There was one word that dominated new Penn State football coach James Franklin's comments when he discussed his recruiting plans with the media at Beaver Stadium on Saturday afternoon.
That word was "dominate."
"Our recruiting philosophy, we are going to dominate the state. We are going to dominate the state. We are going to dominate the region," Franklin said.
Later in the press conference, Franklin offered a reminder.
"I don't know if I've mentioned this before," he said, "but we're going to dominate the state. That is the first thing that we're going to do."
Franklin helped turn around Vanderbilt recruiting by landing a level of prospect the Nashville campus had rarely seen before in its football program's history. At Penn State, Franklin is poised to do more.
"I've worked a lot of different institutions that tried to compete in recruiting against Penn State University, and it was always an unbelievable challenge because this school has everything that young men are looking for; this school has everything that families are looking for," Franklin said. "That is going to be our plan."
With his boundless energy and vitality combined with the track record of his accomplishments at Vanderbilt and the reputation as one of the bright up-and-coming coaches in the country, Franklin seems to be in a position to make good on his promise. Bill O'Brien's staff had received 19 verbal commitments before he left for the Houston Texans, and it looks like most of those players are planning to stay on despite the staff turnover.

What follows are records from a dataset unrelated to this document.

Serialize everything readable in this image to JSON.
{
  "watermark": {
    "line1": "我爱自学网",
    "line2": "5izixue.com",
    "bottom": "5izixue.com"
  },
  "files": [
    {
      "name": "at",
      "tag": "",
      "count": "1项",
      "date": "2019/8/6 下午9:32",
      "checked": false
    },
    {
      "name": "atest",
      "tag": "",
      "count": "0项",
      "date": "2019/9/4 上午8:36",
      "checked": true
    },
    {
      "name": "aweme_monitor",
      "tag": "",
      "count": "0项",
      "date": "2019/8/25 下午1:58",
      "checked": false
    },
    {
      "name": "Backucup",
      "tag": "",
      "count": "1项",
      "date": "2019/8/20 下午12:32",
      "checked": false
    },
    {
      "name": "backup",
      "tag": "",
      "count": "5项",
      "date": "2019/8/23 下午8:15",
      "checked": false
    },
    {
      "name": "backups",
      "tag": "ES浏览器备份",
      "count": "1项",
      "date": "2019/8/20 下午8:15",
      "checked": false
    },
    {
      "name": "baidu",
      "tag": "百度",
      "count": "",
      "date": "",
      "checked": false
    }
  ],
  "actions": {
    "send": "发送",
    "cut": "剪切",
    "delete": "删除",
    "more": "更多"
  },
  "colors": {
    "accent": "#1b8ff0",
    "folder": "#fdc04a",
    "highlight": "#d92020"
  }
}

In fact, five recruits already are on campus and set to start classes on Monday. That number includes North Carolina receiver DeAndre Thompkins, who cited the presence of now-gone receivers coach Stan Hixon as a reason he committed to Penn State in the first place, and Canadian four-star quarterback Michael O'Connor. O'Connor seemed likely to wait to enroll if not choose another school, but he was recruited by Franklin before choosing Penn State, came to University Park with all his stuff and decided to stick by his decision to enroll after meeting the Lions' new coach, according to BlueWhite Illustrated's Ryan Snyder.
"It's pretty solid. All these kids are appeased by it. They're happy with it. They know what he did at Vanderbilt," said Greg Pickel, who handles recruiting for FightOnState.com. "Most importantly, they know he can coach both offense and defense."
With O'Connor and Thompkins in the fold, it looks like Penn State's weakest threads now are with New York defensive tackle Thomas Holley and New Jersey tight end Mike Gesicki.
Both Holley and Gesicki are four-star prospects and might be the two highest-ranked players in the 2014 recruiting class. Holley's commitment seems to hinge upon interim head coach/defensive line coach Larry Johnson's future with the program. According to an interview during the coaching search, Gesicki had been enamored with another candidate, Miami's Al Golden, although Gesicki did make a positive comment on social media Saturday night.
"Finally talked to the new boss at Penn State, Coach Franklin. Went well. #WEARE," Gesicki wrote on Twitter.
Although Penn State might only have four more scholarships to give out in this class, Franklin seemed to indicate he was prepared to honor all the previous staff's commitments.
"We're going to reach out to those guys right away," Franklin said. "One of the things that's kind of unique and interesting is a lot of those guys that we had recruited in the past, so I have a relationship with some of those guys already."
Among uncommitted players, Penn State has been high on the list of Florida safety Shawn Boone, Maryland guard Jared Cohen and Virginia defensive tackle Derrick Nnadi. Both Boone and Cohen have indicated they are still very interested in the Nittany Lions even with the coaching change.
In addition, Vanderbilt commits Trent Sherfield, a defensive back, and K.J. Carta-Samuels, a four-star quarterback recruit from California, have said they'd be open to Penn State if Franklin recruited them. Late Saturday, Ohio offensive lineman Chance Sorrell and Kentucky defensive end Lloyd Tubman announced they were switching from Vandy to Penn State, becoming the Lions' 20th and 21st recruits.
With ties in both Philadelphia and Pittsburgh and plenty of coaching connections from his time at East Stroudsburg, Franklin has made locking down Pennsylvania his first priority and said the Lions also would continue to work its traditional base of New Jersey, New York, New England, Virginia, Delaware, and, presumably, Maryland very heavily. But, in what must have been golden words to those who followed Penn State recruiting over the last couple of decades, he didn't intend to stop there.
"We'll recruit nationally as well," Franklin said, "because I think you sell yourself short when you don't do that."
Franklin said he was looking to maximize the few remaining available scholarships for 2014 and seemed eager for the future.
"I really wish that we had 35 scholarships in this class, because I think we can put together one of the top recruiting classes in the country," Franklin said. "But I guarantee you those are coming. Those are coming."